Where and when can i take an IELTS test?
British councils offices in Islamabad, Karachi, Lahore, Peshawar, Multan and Quetta offer full testing facilities. It is not necessary to attend a preparation course though it is a good idea to prepare thoroughly beforehand at any suitable institution. British Council Contact No.: 0800-22000
In addition to British Council Pakistan, Australian Education Office (AEO) is also conducting IELTS testing at Karachi, Lahore & Islamabad. AEO Contact No.: 042 627 8936
How much will IELTS cost?
The standard IELTS fee is Rs. 8800. Candidates residing in cities where there is no IELTS center can submit their IELTS test fee through a bank draft of Rs 8800 drawn in favor of the appropriate British Council or AEO office.
University of Management And Technology (UMT) ------------------------------------------------ Address: C-II, Johar Town City: Lahore Phone: 042-5212801-10 Email: email@example.com Website: www.umt.edu.pk
Preston University Of Pakistan -------------------------------- Address: New Garden Town. Canal Road , Near Muslim Town Lahore City: Lahore Phone: 042-5858745-9 Email: firstname.lastname@example.org Website: www.prestonpak.edu.pk
Lahore University Of Management Sciences (LUMS) ------------------------------------------------ Address: Opposite Sector U DHA 54792 Lahore City: Lahore Phone: 042-5722670-9 Email: email@example.com Website: www.lums.edu.pk
Punjab University ------------------------ Address: The University of the Punjab, P.O.Box#: 54590, Lahore City: Lahore Phone: N/A Email: firstname.lastname@example.org Website: www.pu.edu.pk
Simulating the brain with traditional chips would require impractical megawatts of power.According to Kwabena Boahen, a computer scientist at Stanford University, a robot with a processor as smart as the human brain would require at least 10 megawatts to operate. That's the amount of energy produced by a small hydroelectric plant. But a small group of computer scientists may have hit on a new neural supercomputer that could someday emulate the human brain's low energy requirements of just 20 watts--barely enough to run a dim light bulb. How the Neurogrid computer could completely overhaul the traditional approach to computers? It trades the extreme precision of digital transistors for the brain's chaos of many neurons firing, with misfires 30 percent to 90 percent of the time.

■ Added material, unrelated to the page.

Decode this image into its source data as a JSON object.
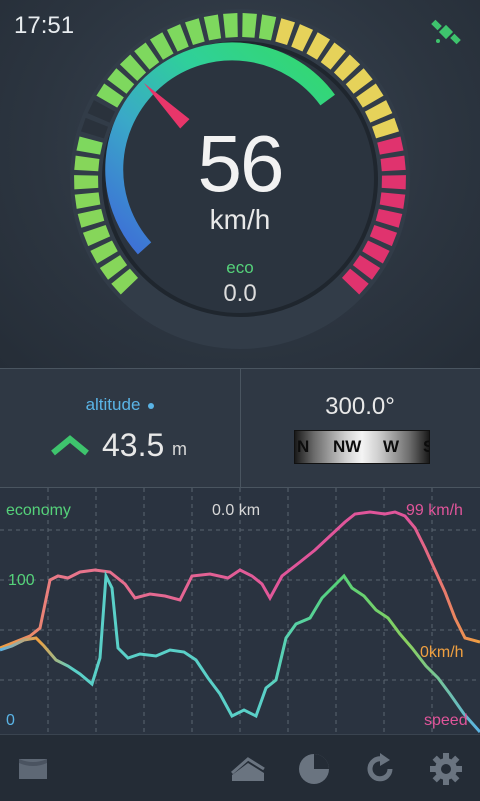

Yet the brain works with this messy system by relying on crowds of neurons to shout over the noise of misfires and competing signals.